The holding of Wagner is interesting because it seems to go against the purpose of Fin. Inst. § 1-204 (multi-account provisions), which was enacted by the legislature to bring clarity to the rights of joint accountholders. When Fin. Inst. § 1-204 was enacted, the courts were full of litigation over joint accounts because ownership upon the death of a joint owner was determined by looking at the facts and circumstances surrounding the creation of the account. With the enactment of Fin. Inst. §1-204, the legislature made a bright line rule that title controls.
In Wagner, however, the Court of Appeals seems to wade back into the quagmire of looking at the intent of the parties to determine ownership. But, the Court of Appeals was careful to make a clear distinction between Fin. Inst. § 1-204 and the holding of Wagner. After an extensive review of the legislative history, the Court of Appeals states that that Fin. Inst. § 1-204 was enacted to “extinguish confusion regarding ownership rights of the funds in a multi-party account following the death of one of the parties.” In other words, the purpose of Fin. Inst. § 1-204 was to add certainty as to the ownership interest at death.

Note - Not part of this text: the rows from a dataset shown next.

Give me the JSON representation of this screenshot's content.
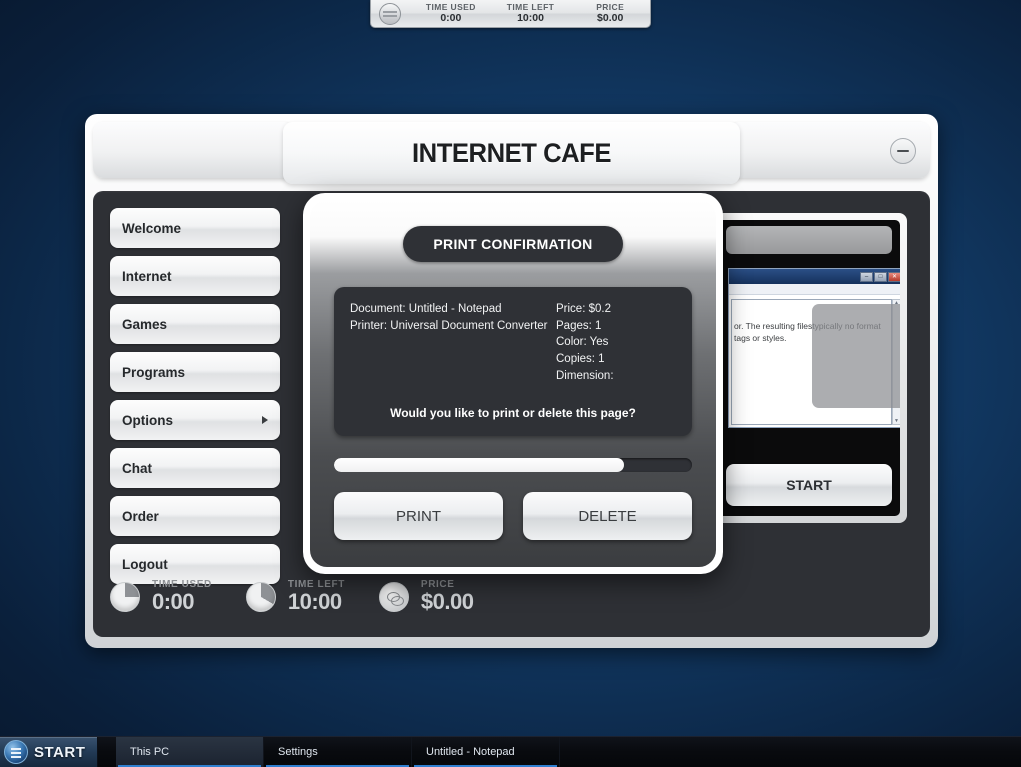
{
  "top_strip": {
    "icon": "clock-disc-icon",
    "blocks": [
      {
        "label": "TIME USED",
        "value": "0:00"
      },
      {
        "label": "TIME LEFT",
        "value": "10:00"
      },
      {
        "label": "PRICE",
        "value": "$0.00"
      }
    ]
  },
  "window": {
    "title": "INTERNET CAFE",
    "minimize_label": "−"
  },
  "sidebar": {
    "items": [
      {
        "label": "Welcome",
        "has_arrow": false
      },
      {
        "label": "Internet",
        "has_arrow": false
      },
      {
        "label": "Games",
        "has_arrow": false
      },
      {
        "label": "Programs",
        "has_arrow": false
      },
      {
        "label": "Options",
        "has_arrow": true
      },
      {
        "label": "Chat",
        "has_arrow": false
      },
      {
        "label": "Order",
        "has_arrow": false
      },
      {
        "label": "Logout",
        "has_arrow": false
      }
    ]
  },
  "preview": {
    "notepad": {
      "minimize_glyph": "–",
      "maximize_glyph": "□",
      "close_glyph": "✕",
      "body_text": "or. The resulting filestypically no format tags or styles."
    },
    "start_label": "START"
  },
  "status_row": [
    {
      "icon": "pie-chart-icon",
      "label": "TIME USED",
      "value": "0:00"
    },
    {
      "icon": "pie-chart-icon",
      "label": "TIME LEFT",
      "value": "10:00"
    },
    {
      "icon": "coins-icon",
      "label": "PRICE",
      "value": "$0.00"
    }
  ],
  "dialog": {
    "title": "PRINT CONFIRMATION",
    "info_left": [
      "Document: Untitled - Notepad",
      "Printer: Universal Document Converter"
    ],
    "info_right": [
      "Price: $0.2",
      "Pages: 1",
      "Color: Yes",
      "Copies: 1",
      "Dimension:"
    ],
    "question": "Would you like to print or delete this page?",
    "progress_percent": 81,
    "print_label": "PRINT",
    "delete_label": "DELETE"
  },
  "taskbar": {
    "start_label": "START",
    "buttons": [
      {
        "label": "This PC",
        "active": true
      },
      {
        "label": "Settings",
        "active": false
      },
      {
        "label": "Untitled - Notepad",
        "active": false
      }
    ]
  },
  "colors": {
    "accent_blue": "#2f7fd0",
    "panel_dark": "#2e3035",
    "dialog_dark": "#2f3136",
    "desktop_blue": "#14406f"
  }
}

It does not control ownership interests among the parties when they are alive. Thus, the effect of Wagner is that while joint accountholders of a multiparty account each have access to the funds, access is not the equivalent of ownership. To determine ownership during the joint lifetime of the owners, a court looks to the intent of the parties. Mr. Wagner testified that he did not intend his daughter to have unlimited access to his account, but that she was placed on the account for his convenience. Thus, Mr. Wagner’s daughter did not obtain “ownership” of the funds even though she had a legal right to withdraw them from the account.
The holding in Wagner also is interesting because it parallels the income tax treatment of joint accounts under federal law. If an account holder adds a co-accountholder during his or her lifetime, the new co-accountholder does not receive a gift upon the creation of the joint account; the gift only becomes complete when the new co-accountholder withdraws money for his or her own purposes. The income tax code, in effect, supports the concept that even though a person may be listed as a joint accountholder, the person does not have “ownership” of the money, and hence there is no completed gift, until the co-accountholder pulls the money out for his or her own purpose. If the money is taken out of the joint account for the original owner, it is not a gift because the funds are going back to the original “owner” of the funds.
Wagner certainly adds a new wrinkle to civil litigation involving joint accounts and we will have to stay tuned to see if the legislature seeks to amend Fin. Inst. § 1-204 so that it also applies during the lifetimes of the accountholders rather than just at their deaths.